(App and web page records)
★ ★ ★ ★ ★
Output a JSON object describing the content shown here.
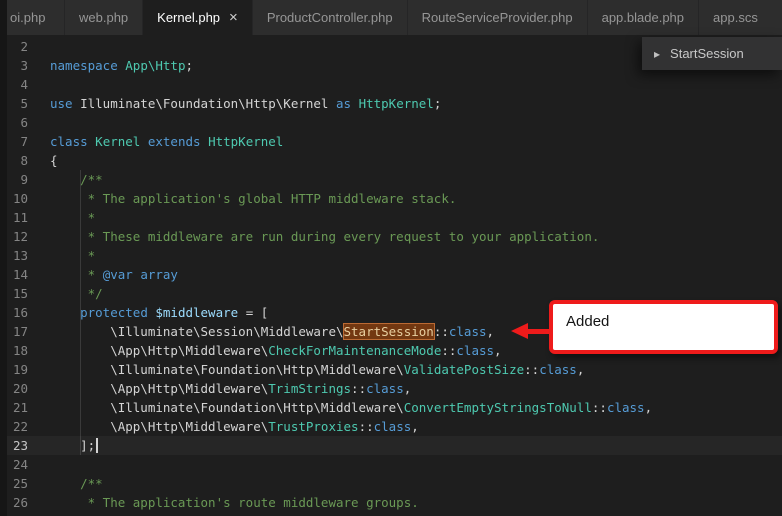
{
  "colors": {
    "keyword": "#569cd6",
    "type": "#4ec9b0",
    "comment": "#6a9955",
    "variable": "#9cdcfe",
    "accent_red": "#ee1b1b",
    "match_highlight": "#ea5c00"
  },
  "tabbar": {
    "tabs": [
      {
        "label": "oi.php"
      },
      {
        "label": "web.php"
      },
      {
        "label": "Kernel.php",
        "close": "×"
      },
      {
        "label": "ProductController.php"
      },
      {
        "label": "RouteServiceProvider.php"
      },
      {
        "label": "app.blade.php"
      },
      {
        "label": "app.scs"
      }
    ]
  },
  "popup": {
    "chevron": "▸",
    "label": "StartSession"
  },
  "annotation": {
    "label": "Added"
  },
  "editor": {
    "lines": [
      {
        "num": "2",
        "segments": []
      },
      {
        "num": "3",
        "segments": [
          {
            "c": "kw",
            "t": "namespace"
          },
          {
            "c": "pl",
            "t": " "
          },
          {
            "c": "type",
            "t": "App\\Http"
          },
          {
            "c": "pl",
            "t": ";"
          }
        ]
      },
      {
        "num": "4",
        "segments": []
      },
      {
        "num": "5",
        "segments": [
          {
            "c": "kw",
            "t": "use"
          },
          {
            "c": "pl",
            "t": " Illuminate\\Foundation\\Http\\Kernel "
          },
          {
            "c": "kw",
            "t": "as"
          },
          {
            "c": "pl",
            "t": " "
          },
          {
            "c": "type",
            "t": "HttpKernel"
          },
          {
            "c": "pl",
            "t": ";"
          }
        ]
      },
      {
        "num": "6",
        "segments": []
      },
      {
        "num": "7",
        "segments": [
          {
            "c": "kw",
            "t": "class"
          },
          {
            "c": "pl",
            "t": " "
          },
          {
            "c": "type",
            "t": "Kernel"
          },
          {
            "c": "pl",
            "t": " "
          },
          {
            "c": "kw",
            "t": "extends"
          },
          {
            "c": "pl",
            "t": " "
          },
          {
            "c": "type",
            "t": "HttpKernel"
          }
        ]
      },
      {
        "num": "8",
        "segments": [
          {
            "c": "pl",
            "t": "{"
          }
        ]
      },
      {
        "num": "9",
        "segments": [
          {
            "c": "cm",
            "t": "    /**"
          }
        ]
      },
      {
        "num": "10",
        "segments": [
          {
            "c": "cm",
            "t": "     * The application's global HTTP middleware stack."
          }
        ]
      },
      {
        "num": "11",
        "segments": [
          {
            "c": "cm",
            "t": "     *"
          }
        ]
      },
      {
        "num": "12",
        "segments": [
          {
            "c": "cm",
            "t": "     * These middleware are run during every request to your application."
          }
        ]
      },
      {
        "num": "13",
        "segments": [
          {
            "c": "cm",
            "t": "     *"
          }
        ]
      },
      {
        "num": "14",
        "segments": [
          {
            "c": "cm",
            "t": "     * "
          },
          {
            "c": "doc",
            "t": "@var array"
          }
        ]
      },
      {
        "num": "15",
        "segments": [
          {
            "c": "cm",
            "t": "     */"
          }
        ]
      },
      {
        "num": "16",
        "segments": [
          {
            "c": "pl",
            "t": "    "
          },
          {
            "c": "kw",
            "t": "protected"
          },
          {
            "c": "pl",
            "t": " "
          },
          {
            "c": "var",
            "t": "$middleware"
          },
          {
            "c": "pl",
            "t": " = ["
          }
        ]
      },
      {
        "num": "17",
        "segments": [
          {
            "c": "pl",
            "t": "        \\Illuminate\\Session\\Middleware\\"
          },
          {
            "c": "match",
            "t": "StartSession"
          },
          {
            "c": "pl",
            "t": "::"
          },
          {
            "c": "kw",
            "t": "class"
          },
          {
            "c": "pl",
            "t": ","
          }
        ]
      },
      {
        "num": "18",
        "segments": [
          {
            "c": "pl",
            "t": "        \\App\\Http\\Middleware\\"
          },
          {
            "c": "type",
            "t": "CheckForMaintenanceMode"
          },
          {
            "c": "pl",
            "t": "::"
          },
          {
            "c": "kw",
            "t": "class"
          },
          {
            "c": "pl",
            "t": ","
          }
        ]
      },
      {
        "num": "19",
        "segments": [
          {
            "c": "pl",
            "t": "        \\Illuminate\\Foundation\\Http\\Middleware\\"
          },
          {
            "c": "type",
            "t": "ValidatePostSize"
          },
          {
            "c": "pl",
            "t": "::"
          },
          {
            "c": "kw",
            "t": "class"
          },
          {
            "c": "pl",
            "t": ","
          }
        ]
      },
      {
        "num": "20",
        "segments": [
          {
            "c": "pl",
            "t": "        \\App\\Http\\Middleware\\"
          },
          {
            "c": "type",
            "t": "TrimStrings"
          },
          {
            "c": "pl",
            "t": "::"
          },
          {
            "c": "kw",
            "t": "class"
          },
          {
            "c": "pl",
            "t": ","
          }
        ]
      },
      {
        "num": "21",
        "segments": [
          {
            "c": "pl",
            "t": "        \\Illuminate\\Foundation\\Http\\Middleware\\"
          },
          {
            "c": "type",
            "t": "ConvertEmptyStringsToNull"
          },
          {
            "c": "pl",
            "t": "::"
          },
          {
            "c": "kw",
            "t": "class"
          },
          {
            "c": "pl",
            "t": ","
          }
        ]
      },
      {
        "num": "22",
        "segments": [
          {
            "c": "pl",
            "t": "        \\App\\Http\\Middleware\\"
          },
          {
            "c": "type",
            "t": "TrustProxies"
          },
          {
            "c": "pl",
            "t": "::"
          },
          {
            "c": "kw",
            "t": "class"
          },
          {
            "c": "pl",
            "t": ","
          }
        ]
      },
      {
        "num": "23",
        "active": true,
        "cursor": true,
        "segments": [
          {
            "c": "pl",
            "t": "    ];"
          }
        ]
      },
      {
        "num": "24",
        "segments": []
      },
      {
        "num": "25",
        "segments": [
          {
            "c": "cm",
            "t": "    /**"
          }
        ]
      },
      {
        "num": "26",
        "segments": [
          {
            "c": "cm",
            "t": "     * The application's route middleware groups."
          }
        ]
      }
    ]
  }
}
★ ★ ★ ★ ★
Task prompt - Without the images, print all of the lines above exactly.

Expected output -
Output a JSON object describing the content shown here.
{
  "colors": {
    "keyword": "#569cd6",
    "type": "#4ec9b0",
    "comment": "#6a9955",
    "variable": "#9cdcfe",
    "accent_red": "#ee1b1b",
    "match_highlight": "#ea5c00"
  },
  "tabbar": {
    "tabs": [
      {
        "label": "oi.php"
      },
      {
        "label": "web.php"
      },
      {
        "label": "Kernel.php",
        "close": "×"
      },
      {
        "label": "ProductController.php"
      },
      {
        "label": "RouteServiceProvider.php"
      },
      {
        "label": "app.blade.php"
      },
      {
        "label": "app.scs"
      }
    ]
  },
  "popup": {
    "chevron": "▸",
    "label": "StartSession"
  },
  "annotation": {
    "label": "Added"
  },
  "editor": {
    "lines": [
      {
        "num": "2",
        "segments": []
      },
      {
        "num": "3",
        "segments": [
          {
            "c": "kw",
            "t": "namespace"
          },
          {
            "c": "pl",
            "t": " "
          },
          {
            "c": "type",
            "t": "App\\Http"
          },
          {
            "c": "pl",
            "t": ";"
          }
        ]
      },
      {
        "num": "4",
        "segments": []
      },
      {
        "num": "5",
        "segments": [
          {
            "c": "kw",
            "t": "use"
          },
          {
            "c": "pl",
            "t": " Illuminate\\Foundation\\Http\\Kernel "
          },
          {
            "c": "kw",
            "t": "as"
          },
          {
            "c": "pl",
            "t": " "
          },
          {
            "c": "type",
            "t": "HttpKernel"
          },
          {
            "c": "pl",
            "t": ";"
          }
        ]
      },
      {
        "num": "6",
        "segments": []
      },
      {
        "num": "7",
        "segments": [
          {
            "c": "kw",
            "t": "class"
          },
          {
            "c": "pl",
            "t": " "
          },
          {
            "c": "type",
            "t": "Kernel"
          },
          {
            "c": "pl",
            "t": " "
          },
          {
            "c": "kw",
            "t": "extends"
          },
          {
            "c": "pl",
            "t": " "
          },
          {
            "c": "type",
            "t": "HttpKernel"
          }
        ]
      },
      {
        "num": "8",
        "segments": [
          {
            "c": "pl",
            "t": "{"
          }
        ]
      },
      {
        "num": "9",
        "segments": [
          {
            "c": "cm",
            "t": "    /**"
          }
        ]
      },
      {
        "num": "10",
        "segments": [
          {
            "c": "cm",
            "t": "     * The application's global HTTP middleware stack."
          }
        ]
      },
      {
        "num": "11",
        "segments": [
          {
            "c": "cm",
            "t": "     *"
          }
        ]
      },
      {
        "num": "12",
        "segments": [
          {
            "c": "cm",
            "t": "     * These middleware are run during every request to your application."
          }
        ]
      },
      {
        "num": "13",
        "segments": [
          {
            "c": "cm",
            "t": "     *"
          }
        ]
      },
      {
        "num": "14",
        "segments": [
          {
            "c": "cm",
            "t": "     * "
          },
          {
            "c": "doc",
            "t": "@var array"
          }
        ]
      },
      {
        "num": "15",
        "segments": [
          {
            "c": "cm",
            "t": "     */"
          }
        ]
      },
      {
        "num": "16",
        "segments": [
          {
            "c": "pl",
            "t": "    "
          },
          {
            "c": "kw",
            "t": "protected"
          },
          {
            "c": "pl",
            "t": " "
          },
          {
            "c": "var",
            "t": "$middleware"
          },
          {
            "c": "pl",
            "t": " = ["
          }
        ]
      },
      {
        "num": "17",
        "segments": [
          {
            "c": "pl",
            "t": "        \\Illuminate\\Session\\Middleware\\"
          },
          {
            "c": "match",
            "t": "StartSession"
          },
          {
            "c": "pl",
            "t": "::"
          },
          {
            "c": "kw",
            "t": "class"
          },
          {
            "c": "pl",
            "t": ","
          }
        ]
      },
      {
        "num": "18",
        "segments": [
          {
            "c": "pl",
            "t": "        \\App\\Http\\Middleware\\"
          },
          {
            "c": "type",
            "t": "CheckForMaintenanceMode"
          },
          {
            "c": "pl",
            "t": "::"
          },
          {
            "c": "kw",
            "t": "class"
          },
          {
            "c": "pl",
            "t": ","
          }
        ]
      },
      {
        "num": "19",
        "segments": [
          {
            "c": "pl",
            "t": "        \\Illuminate\\Foundation\\Http\\Middleware\\"
          },
          {
            "c": "type",
            "t": "ValidatePostSize"
          },
          {
            "c": "pl",
            "t": "::"
          },
          {
            "c": "kw",
            "t": "class"
          },
          {
            "c": "pl",
            "t": ","
          }
        ]
      },
      {
        "num": "20",
        "segments": [
          {
            "c": "pl",
            "t": "        \\App\\Http\\Middleware\\"
          },
          {
            "c": "type",
            "t": "TrimStrings"
          },
          {
            "c": "pl",
            "t": "::"
          },
          {
            "c": "kw",
            "t": "class"
          },
          {
            "c": "pl",
            "t": ","
          }
        ]
      },
      {
        "num": "21",
        "segments": [
          {
            "c": "pl",
            "t": "        \\Illuminate\\Foundation\\Http\\Middleware\\"
          },
          {
            "c": "type",
            "t": "ConvertEmptyStringsToNull"
          },
          {
            "c": "pl",
            "t": "::"
          },
          {
            "c": "kw",
            "t": "class"
          },
          {
            "c": "pl",
            "t": ","
          }
        ]
      },
      {
        "num": "22",
        "segments": [
          {
            "c": "pl",
            "t": "        \\App\\Http\\Middleware\\"
          },
          {
            "c": "type",
            "t": "TrustProxies"
          },
          {
            "c": "pl",
            "t": "::"
          },
          {
            "c": "kw",
            "t": "class"
          },
          {
            "c": "pl",
            "t": ","
          }
        ]
      },
      {
        "num": "23",
        "active": true,
        "cursor": true,
        "segments": [
          {
            "c": "pl",
            "t": "    ];"
          }
        ]
      },
      {
        "num": "24",
        "segments": []
      },
      {
        "num": "25",
        "segments": [
          {
            "c": "cm",
            "t": "    /**"
          }
        ]
      },
      {
        "num": "26",
        "segments": [
          {
            "c": "cm",
            "t": "     * The application's route middleware groups."
          }
        ]
      }
    ]
  }
}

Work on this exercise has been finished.